Please set down each of the lines below once more, exactly, omitting all pictures.
DATASET EXTRACT section start
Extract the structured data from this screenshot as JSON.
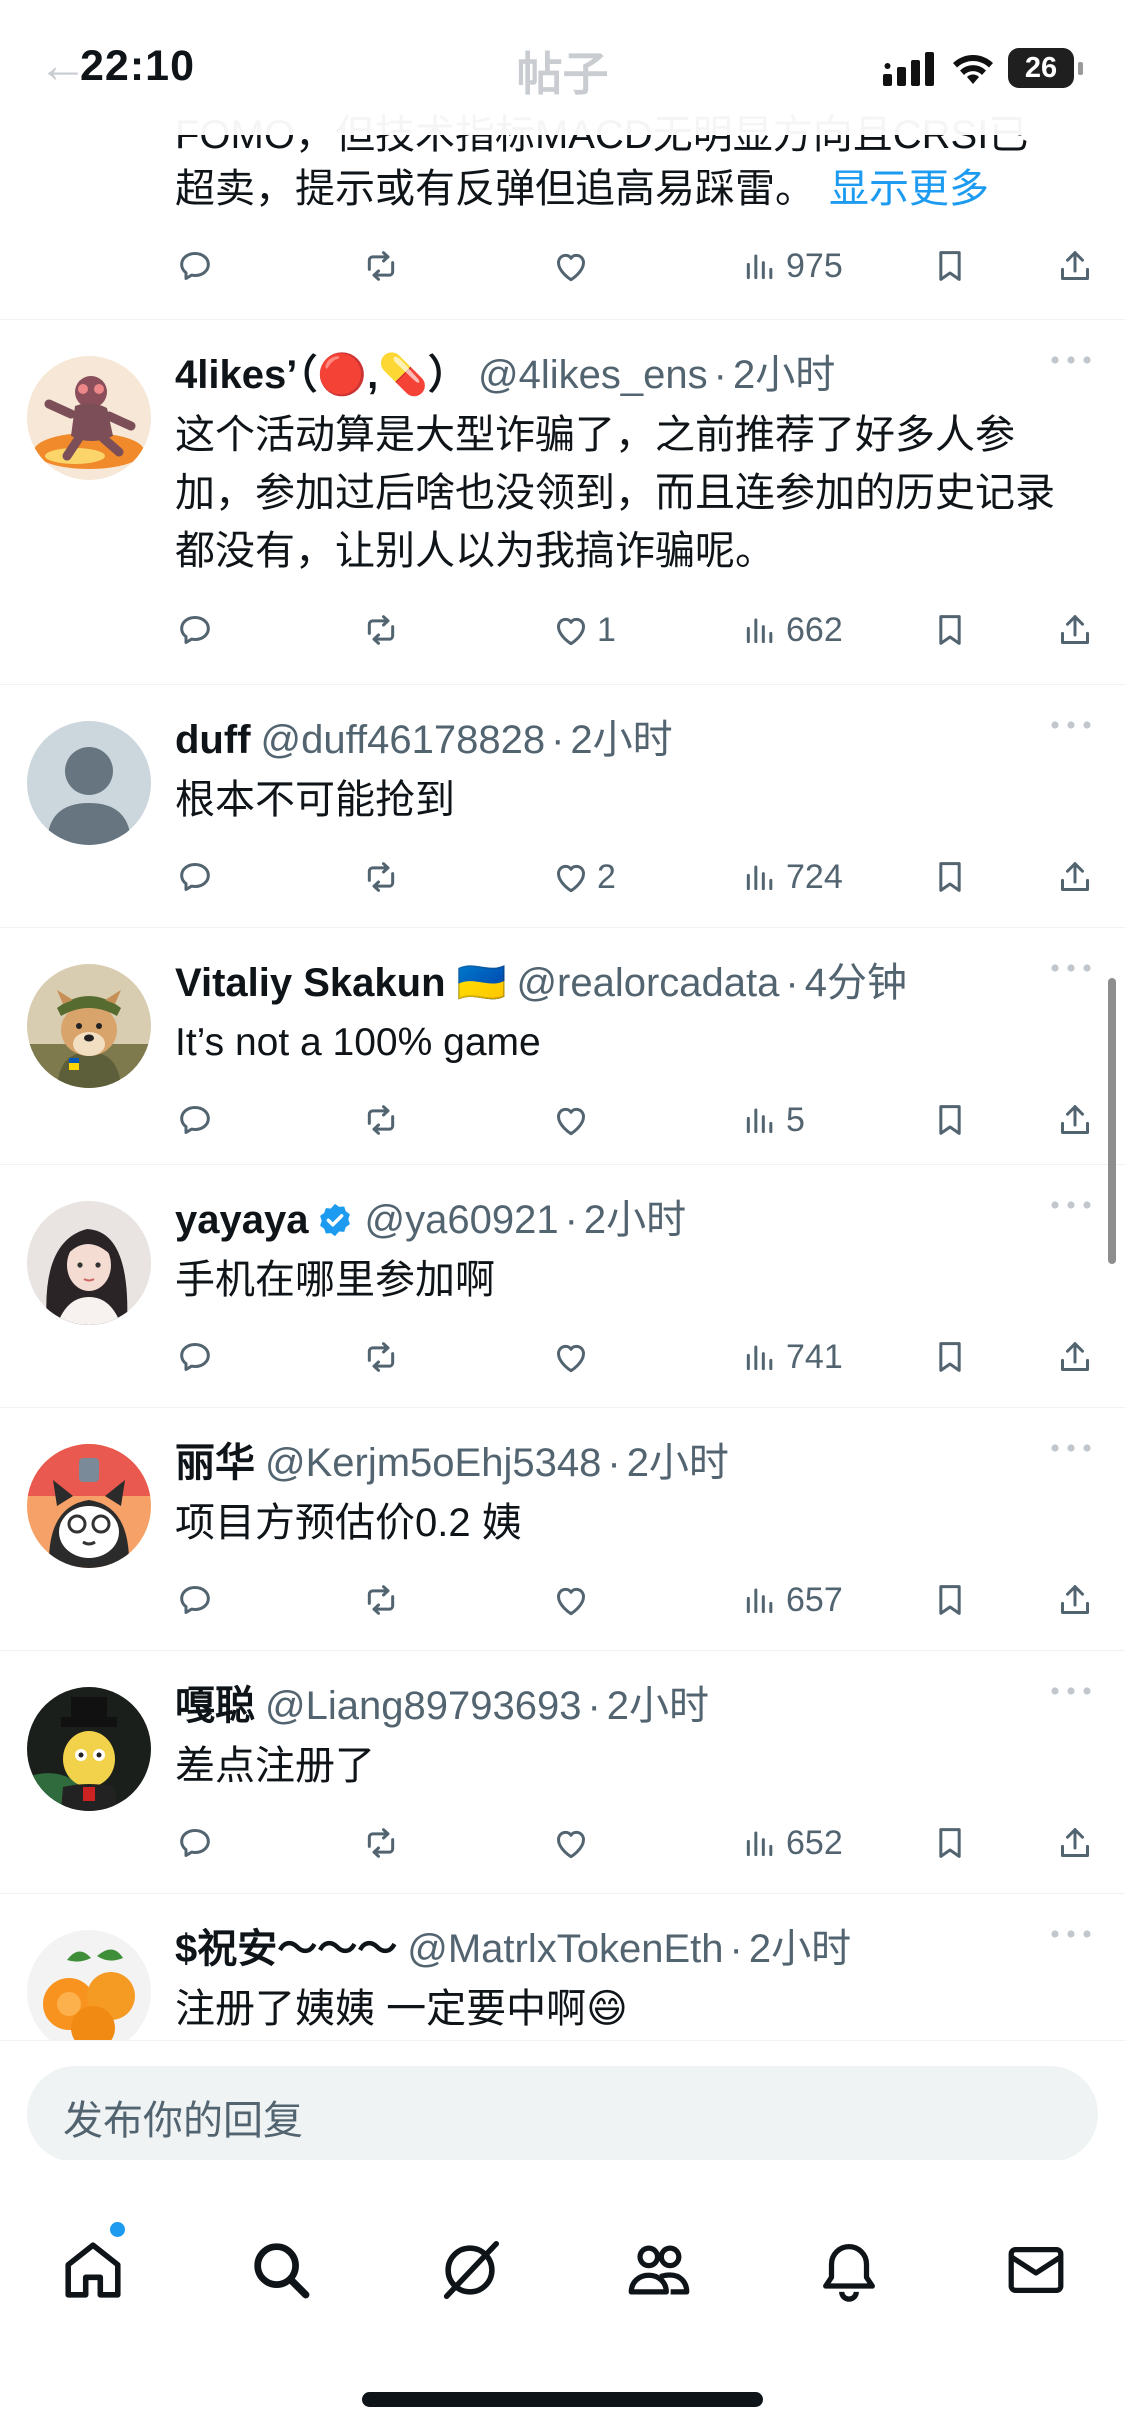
{
  "status_bar": {
    "time": "22:10",
    "battery": "26",
    "icons": [
      "cellular-signal-icon",
      "wifi-icon",
      "battery-icon"
    ]
  },
  "header": {
    "title": "帖子",
    "back_icon": "back-arrow-icon"
  },
  "top_post": {
    "cut_text": "FOMO，但技术指标MACD无明显方向且CRSI已",
    "text": "超卖，提示或有反弹但追高易踩雷。",
    "show_more": "显示更多",
    "actions": {
      "reply": "",
      "repost": "",
      "like": "",
      "views": "975"
    }
  },
  "replies": [
    {
      "name": "4likes’（🔴,💊）",
      "handle": "@4likes_ens",
      "time": "2小时",
      "text": "这个活动算是大型诈骗了，之前推荐了好多人参加，参加过后啥也没领到，而且连参加的历史记录都没有，让别人以为我搞诈骗呢。",
      "actions": {
        "reply": "",
        "repost": "",
        "like": "1",
        "views": "662"
      }
    },
    {
      "name": "duff",
      "handle": "@duff46178828",
      "time": "2小时",
      "text": "根本不可能抢到",
      "actions": {
        "reply": "",
        "repost": "",
        "like": "2",
        "views": "724"
      }
    },
    {
      "name": "Vitaliy Skakun 🇺🇦",
      "handle": "@realorcadata",
      "time": "4分钟",
      "text": "It’s not a 100% game",
      "actions": {
        "reply": "",
        "repost": "",
        "like": "",
        "views": "5"
      }
    },
    {
      "name": "yayaya",
      "handle": "@ya60921",
      "time": "2小时",
      "text": "手机在哪里参加啊",
      "verified": true,
      "actions": {
        "reply": "",
        "repost": "",
        "like": "",
        "views": "741"
      }
    },
    {
      "name": "丽华",
      "handle": "@Kerjm5oEhj5348",
      "time": "2小时",
      "text": "项目方预估价0.2 姨",
      "actions": {
        "reply": "",
        "repost": "",
        "like": "",
        "views": "657"
      }
    },
    {
      "name": "嘎聪",
      "handle": "@Liang89793693",
      "time": "2小时",
      "text": "差点注册了",
      "actions": {
        "reply": "",
        "repost": "",
        "like": "",
        "views": "652"
      }
    },
    {
      "name": "$祝安～～～",
      "handle": "@MatrlxTokenEth",
      "time": "2小时",
      "text": "注册了姨姨 一定要中啊😄"
    }
  ],
  "composer": {
    "placeholder": "发布你的回复"
  },
  "bottom_nav": {
    "items": [
      "home-icon",
      "search-icon",
      "grok-icon",
      "communities-icon",
      "notifications-icon",
      "messages-icon"
    ]
  },
  "colors": {
    "accent": "#1d9bf0",
    "text_primary": "#0f1419",
    "text_secondary": "#536471",
    "divider": "#eff3f4"
  }
}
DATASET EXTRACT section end
▸ **OUTPUT FOR THIS TASK**
Extract the structured data from this screenshot as JSON.
{
  "status_bar": {
    "time": "22:10",
    "battery": "26",
    "icons": [
      "cellular-signal-icon",
      "wifi-icon",
      "battery-icon"
    ]
  },
  "header": {
    "title": "帖子",
    "back_icon": "back-arrow-icon"
  },
  "top_post": {
    "cut_text": "FOMO，但技术指标MACD无明显方向且CRSI已",
    "text": "超卖，提示或有反弹但追高易踩雷。",
    "show_more": "显示更多",
    "actions": {
      "reply": "",
      "repost": "",
      "like": "",
      "views": "975"
    }
  },
  "replies": [
    {
      "name": "4likes’（🔴,💊）",
      "handle": "@4likes_ens",
      "time": "2小时",
      "text": "这个活动算是大型诈骗了，之前推荐了好多人参加，参加过后啥也没领到，而且连参加的历史记录都没有，让别人以为我搞诈骗呢。",
      "actions": {
        "reply": "",
        "repost": "",
        "like": "1",
        "views": "662"
      }
    },
    {
      "name": "duff",
      "handle": "@duff46178828",
      "time": "2小时",
      "text": "根本不可能抢到",
      "actions": {
        "reply": "",
        "repost": "",
        "like": "2",
        "views": "724"
      }
    },
    {
      "name": "Vitaliy Skakun 🇺🇦",
      "handle": "@realorcadata",
      "time": "4分钟",
      "text": "It’s not a 100% game",
      "actions": {
        "reply": "",
        "repost": "",
        "like": "",
        "views": "5"
      }
    },
    {
      "name": "yayaya",
      "handle": "@ya60921",
      "time": "2小时",
      "text": "手机在哪里参加啊",
      "verified": true,
      "actions": {
        "reply": "",
        "repost": "",
        "like": "",
        "views": "741"
      }
    },
    {
      "name": "丽华",
      "handle": "@Kerjm5oEhj5348",
      "time": "2小时",
      "text": "项目方预估价0.2 姨",
      "actions": {
        "reply": "",
        "repost": "",
        "like": "",
        "views": "657"
      }
    },
    {
      "name": "嘎聪",
      "handle": "@Liang89793693",
      "time": "2小时",
      "text": "差点注册了",
      "actions": {
        "reply": "",
        "repost": "",
        "like": "",
        "views": "652"
      }
    },
    {
      "name": "$祝安～～～",
      "handle": "@MatrlxTokenEth",
      "time": "2小时",
      "text": "注册了姨姨 一定要中啊😄"
    }
  ],
  "composer": {
    "placeholder": "发布你的回复"
  },
  "bottom_nav": {
    "items": [
      "home-icon",
      "search-icon",
      "grok-icon",
      "communities-icon",
      "notifications-icon",
      "messages-icon"
    ]
  },
  "colors": {
    "accent": "#1d9bf0",
    "text_primary": "#0f1419",
    "text_secondary": "#536471",
    "divider": "#eff3f4"
  }
}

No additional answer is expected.